Susan Xu, Sinoboom's general manager, said the company had supplied around 20 machines to Brazil; "It is a small start, but in the future the quantity will be higher. The market there is very good." Around 35-40% of sales were exported this year but the company thinks that will increase to 50% in 2011.
Sinoboom also plans to sell to Europe and North America. It will aim to establish either a subsidiary or appoint dealers in Europe before the end of 2011, with any move into North America following in 2012. Mrs Xu said export sales would represent half of its business in 2011.
The company's currently has a 10000 m2 production facility, but is about to start construction of a new factory in Changsha. This will initially be a 66000 m2 plant, but Sinoboom said it will be further expanded in two stages to reach a production area of 180000 m2 by 2015.
Sinoboom is another Chinese manufacture that is fast-developing its product range. At bauma China it showed a new 41.6 m platform height telescopic boom and an electric 15 m articulated boom. The 41.6 m model has been developed for the massive shipyard market in China, although the first customer is actually a big state-owned Chinese contractor, China CMIIC Engineering & Construction Corp (CMIIIC), which is using it in Asia.
Mrs Xu said the company plans to launch telehandlers next year, probably 18 m models with 3 t and 5 t capacities, and also widen its range of articulating self-propelled booms.
The other Chinese booms and scissors producer that has been building a worldwide presence in recent years is Beijing Jingcheng Heavy Industry, a state owned company.
Bruce Zhang, Jingcheng's international sales director, told AI that it has sold 100 booms and scissors to Brazil this year  and is also selling in India, South Africa and the Middle East.
However, it is also selling well in China, in particular to the shipyards where large telescopic booms are being used extensively. Mr Zhang says one decent sized ship will typically have five booms working on it.
Like other Chinese manufacturers the company continues to expand its product line. At bauma China the company showed a new 42 m telescopic boom (targeted at shipyards and other customers) and its largest yet rough terrain scissor, a 13 m platform height.
More are on the way. "We are working on a Spider boom with crawler tracks", says Mr Zhang, "We already have a wheeled 22 m unit, but we are developing a 24 m version." Also on the agenda are more rough terrain scissors and smaller, electric articulated booms.
The attractions of the shipyard business were evident in the number of very large telescopic booms on show.
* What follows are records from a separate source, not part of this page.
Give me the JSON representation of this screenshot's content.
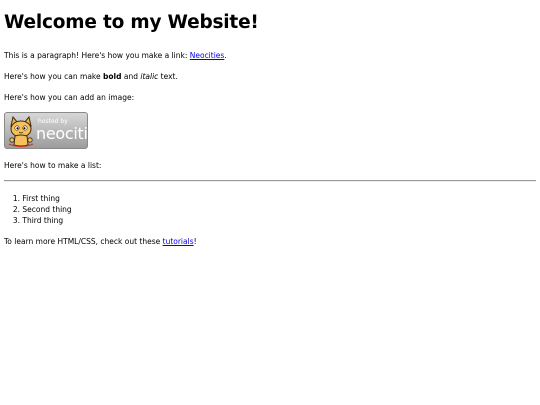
{
  "heading": "Welcome to my Website!",
  "para_link": {
    "prefix": "This is a paragraph! Here's how you make a link: ",
    "link_text": "Neocities",
    "suffix": "."
  },
  "para_format": {
    "prefix": "Here's how you can make ",
    "bold": "bold",
    "middle": " and ",
    "italic": "italic",
    "suffix": " text."
  },
  "para_image": "Here's how you can add an image:",
  "badge": {
    "small_text": "hosted by",
    "big_text": "neocities"
  },
  "para_list": "Here's how to make a list:",
  "list_items": [
    {
      "number": "1.",
      "text": "First thing"
    },
    {
      "number": "2.",
      "text": "Second thing"
    },
    {
      "number": "3.",
      "text": "Third thing"
    }
  ],
  "para_learn": {
    "prefix": "To learn more HTML/CSS, check out these ",
    "link_text": "tutorials",
    "suffix": "!"
  },
  "colors": {
    "link": "#0000ee",
    "text": "#000000",
    "background": "#ffffff"
  }
}
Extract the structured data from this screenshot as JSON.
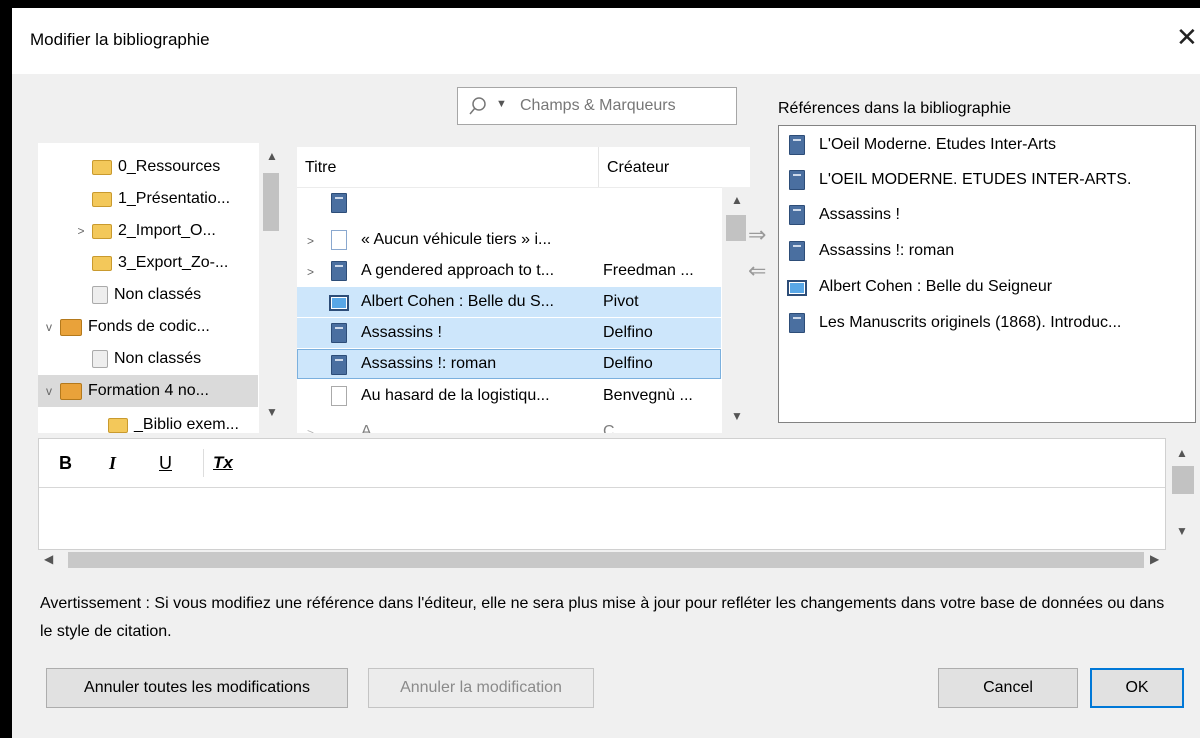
{
  "dialog": {
    "title": "Modifier la bibliographie",
    "close_glyph": "✕"
  },
  "search": {
    "placeholder": "Champs & Marqueurs",
    "mode_glyph": "▼"
  },
  "collections_tree": {
    "items": [
      {
        "label": "0_Ressources",
        "icon": "folder-icon",
        "twisty": ""
      },
      {
        "label": "1_Présentatio...",
        "icon": "folder-icon",
        "twisty": ""
      },
      {
        "label": "2_Import_O...",
        "icon": "folder-icon",
        "twisty": ">"
      },
      {
        "label": "3_Export_Zo-...",
        "icon": "folder-icon",
        "twisty": ""
      },
      {
        "label": "Non classés",
        "icon": "unfiled-icon",
        "twisty": ""
      },
      {
        "label": "Fonds de codic...",
        "icon": "library-icon",
        "twisty": "v"
      },
      {
        "label": "Non classés",
        "icon": "unfiled-icon",
        "twisty": ""
      },
      {
        "label": "Formation 4 no...",
        "icon": "library-icon",
        "twisty": "v",
        "selected": true
      },
      {
        "label": "_Biblio exem...",
        "icon": "folder-icon",
        "twisty": ""
      }
    ]
  },
  "items_list": {
    "columns": {
      "title": "Titre",
      "creator": "Créateur"
    },
    "rows": [
      {
        "title": "",
        "creator": "",
        "icon": "book-icon",
        "twisty": ""
      },
      {
        "title": "« Aucun véhicule tiers » i...",
        "creator": "",
        "icon": "document-icon",
        "twisty": ">"
      },
      {
        "title": "A gendered approach to t...",
        "creator": "Freedman ...",
        "icon": "book-icon",
        "twisty": ">"
      },
      {
        "title": "Albert Cohen : Belle du S...",
        "creator": "Pivot",
        "icon": "tv-broadcast-icon",
        "twisty": "",
        "selected": true
      },
      {
        "title": "Assassins !",
        "creator": "Delfino",
        "icon": "book-icon",
        "twisty": "",
        "selected": true
      },
      {
        "title": "Assassins !: roman",
        "creator": "Delfino",
        "icon": "book-icon",
        "twisty": "",
        "selected": true,
        "focused": true
      },
      {
        "title": "Au hasard de la logistiqu...",
        "creator": "Benvegnù ...",
        "icon": "document-icon",
        "twisty": ""
      },
      {
        "title": "A            ...",
        "creator": "C  ...",
        "icon": "document-icon",
        "twisty": ">"
      }
    ]
  },
  "transfer": {
    "add_glyph": "⇒",
    "remove_glyph": "⇐"
  },
  "references": {
    "label": "Références dans la bibliographie",
    "items": [
      {
        "title": "L'Oeil Moderne. Etudes Inter-Arts",
        "icon": "book-icon"
      },
      {
        "title": "L'OEIL MODERNE. ETUDES INTER-ARTS.",
        "icon": "book-icon"
      },
      {
        "title": "Assassins !",
        "icon": "book-icon"
      },
      {
        "title": "Assassins !: roman",
        "icon": "book-icon"
      },
      {
        "title": "Albert Cohen : Belle du Seigneur",
        "icon": "tv-broadcast-icon"
      },
      {
        "title": "Les Manuscrits originels (1868). Introduc...",
        "icon": "book-icon"
      }
    ]
  },
  "editor": {
    "bold": "B",
    "italic": "I",
    "underline": "U",
    "clear_format": "Tx",
    "content": ""
  },
  "warning": "Avertissement : Si vous modifiez une référence dans l'éditeur, elle ne sera plus mise à jour pour refléter les changements dans votre base de données ou dans le style de citation.",
  "buttons": {
    "revert_all": "Annuler toutes les modifications",
    "revert": "Annuler la modification",
    "cancel": "Cancel",
    "ok": "OK"
  },
  "colors": {
    "selection": "#cde6fb",
    "default_button_border": "#0078d7",
    "folder": "#f3c85a"
  }
}
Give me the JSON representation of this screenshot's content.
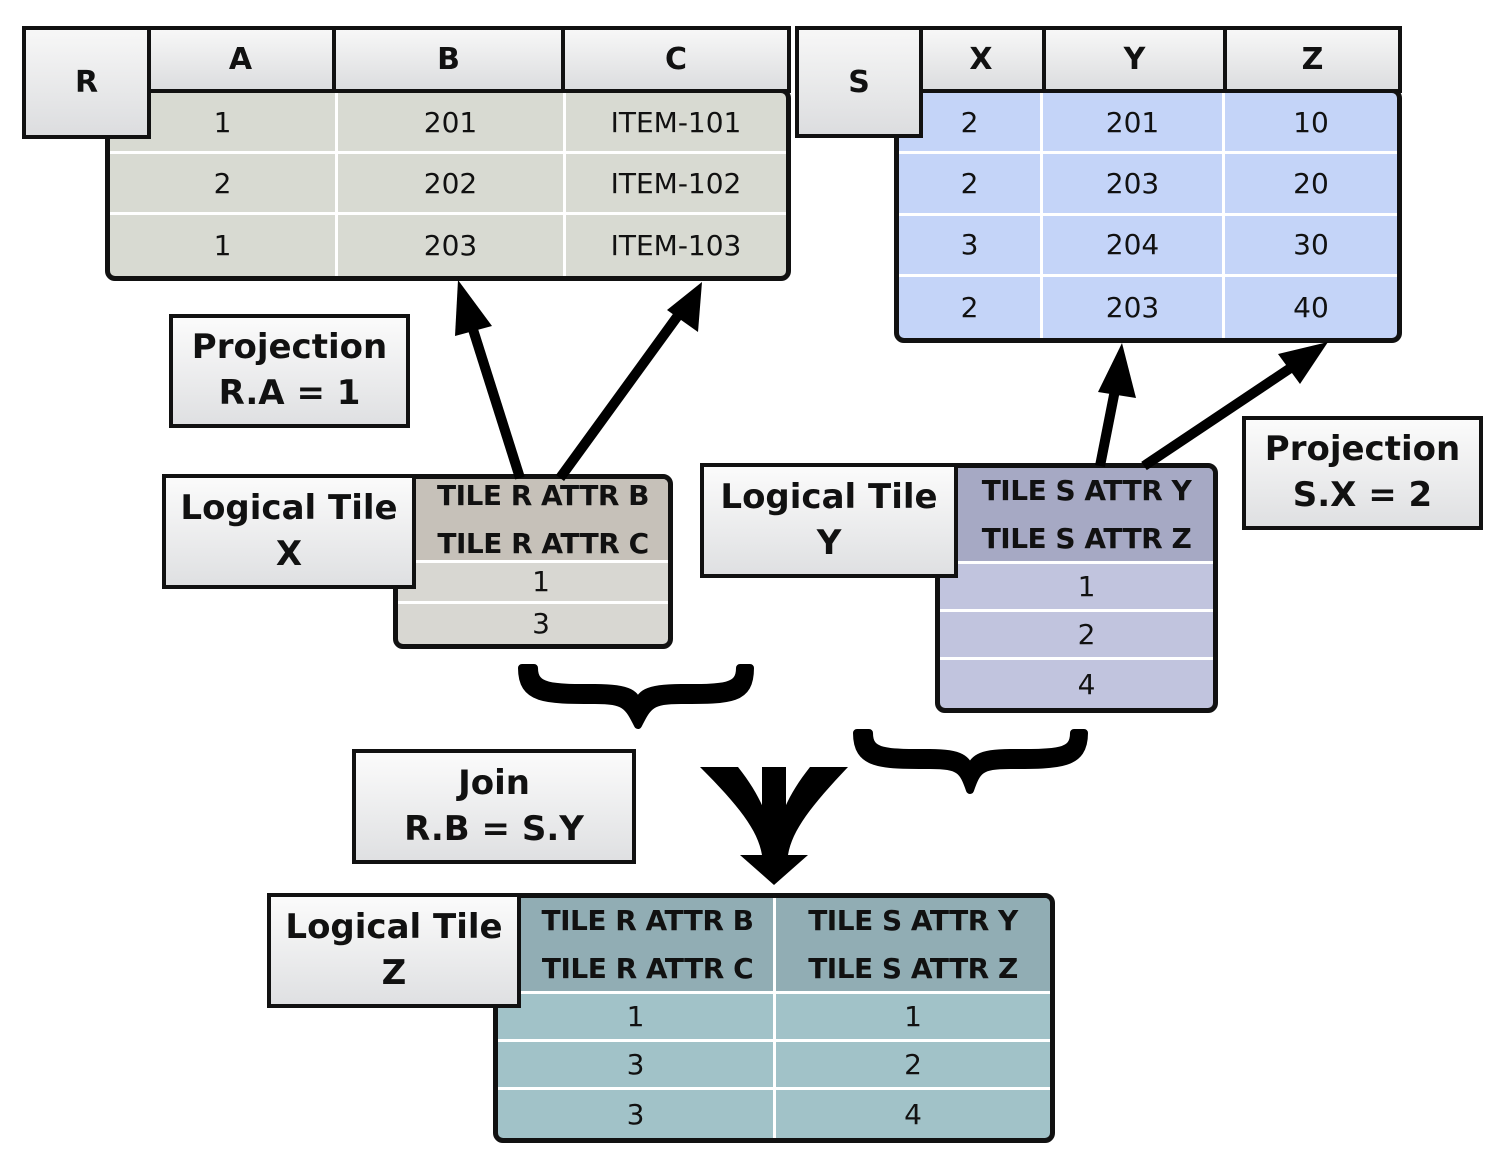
{
  "colors": {
    "table_r": "#d8dad2",
    "table_s": "#c4d4f8",
    "tile_x_head": "#c6c1b9",
    "tile_x_body": "#d8d7d2",
    "tile_y_head": "#a6a9c4",
    "tile_y_body": "#c1c4de",
    "tile_z_head": "#91adb4",
    "tile_z_body": "#a1c2c8"
  },
  "table_r": {
    "name": "R",
    "columns": [
      "A",
      "B",
      "C"
    ],
    "rows": [
      [
        "1",
        "201",
        "ITEM-101"
      ],
      [
        "2",
        "202",
        "ITEM-102"
      ],
      [
        "1",
        "203",
        "ITEM-103"
      ]
    ]
  },
  "table_s": {
    "name": "S",
    "columns": [
      "X",
      "Y",
      "Z"
    ],
    "rows": [
      [
        "2",
        "201",
        "10"
      ],
      [
        "2",
        "203",
        "20"
      ],
      [
        "3",
        "204",
        "30"
      ],
      [
        "2",
        "203",
        "40"
      ]
    ]
  },
  "projection_r": {
    "title": "Projection",
    "predicate": "R.A = 1"
  },
  "projection_s": {
    "title": "Projection",
    "predicate": "S.X = 2"
  },
  "join": {
    "title": "Join",
    "predicate": "R.B = S.Y"
  },
  "tile_x": {
    "label_line1": "Logical Tile",
    "label_line2": "X",
    "header": [
      "TILE R ATTR B",
      "TILE R ATTR C"
    ],
    "rows": [
      "1",
      "3"
    ]
  },
  "tile_y": {
    "label_line1": "Logical Tile",
    "label_line2": "Y",
    "header": [
      "TILE S ATTR Y",
      "TILE S ATTR Z"
    ],
    "rows": [
      "1",
      "2",
      "4"
    ]
  },
  "tile_z": {
    "label_line1": "Logical Tile",
    "label_line2": "Z",
    "columns": [
      {
        "header": [
          "TILE R ATTR B",
          "TILE R ATTR C"
        ]
      },
      {
        "header": [
          "TILE S ATTR Y",
          "TILE S ATTR Z"
        ]
      }
    ],
    "rows": [
      [
        "1",
        "1"
      ],
      [
        "3",
        "2"
      ],
      [
        "3",
        "4"
      ]
    ]
  }
}
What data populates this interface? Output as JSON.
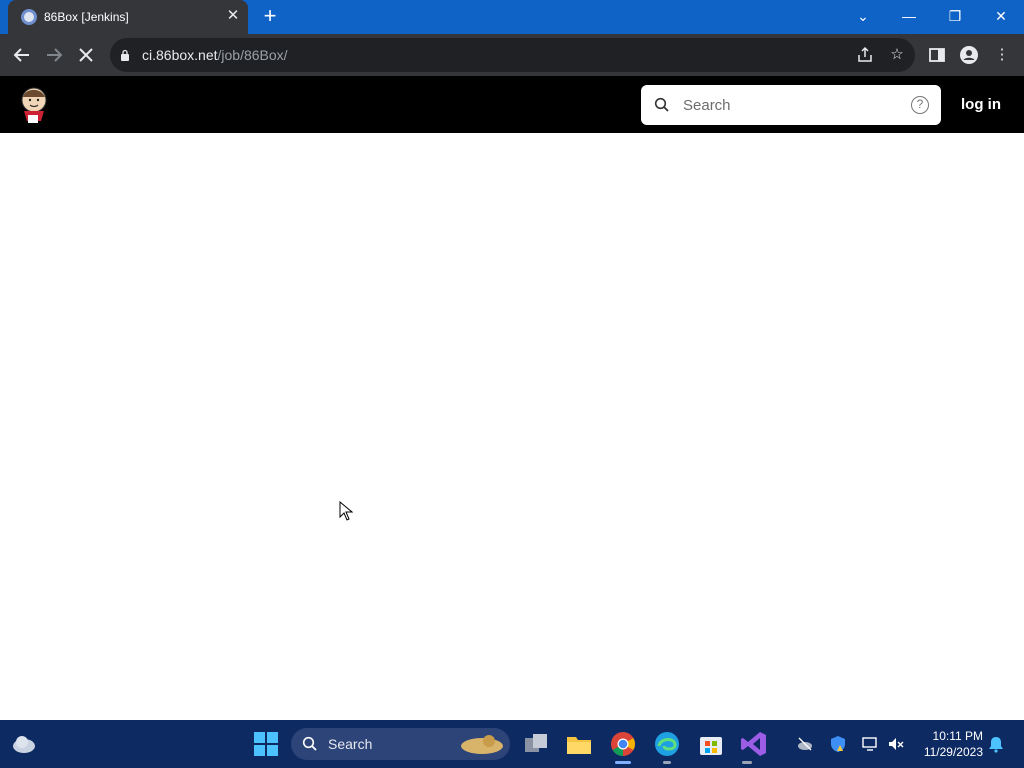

South Korean company, Junjin CSM, which has grown on the back of Korea's enormous shipbuilding industry, is now targeting China's shipyards with its range of booms.
On show was a new 42 m telescopic model, the TJ-420, which is larger than its previous biggest, the 38 m T-380N and TJ-380N. The 420 uses a heavier frame and wider axles than the 380 models and also has a polymer canopy rather than steel.
Mr Aleksei Baek, of JUNJINCSM's overseas sales team, told AI that the company sold 170 booms to Chinese shipyards lasts year and has sold around half that number in 2010.
Mr Baek says the company is now looking at producing a new range of articulated booms, with an 18 m model dies for launch early in 2011 and a 20 m unit to follow. He says a key target in producing these models has been to get costs down - the company's existing 15 knuckle boom is expensive, he says.
Export markets like Brazil and Russia and also key to JUNJINCSM's plans, and it has recently appointed a new Brazilian dealer, AR Tiger.
The show was also notable for the number of Chinese hoist and mast climber manufacturers (see the Mast Climber Feature on pagexxx)
Your next big chance to see Chinese suppliers in force will be the 2011 BICES show, taking place in Beijing on 18-21 October next year. Bauma China returns in November 2012. We are not sticking out our necks very far when we predict more Chinese access manufacturers and yet more platforms.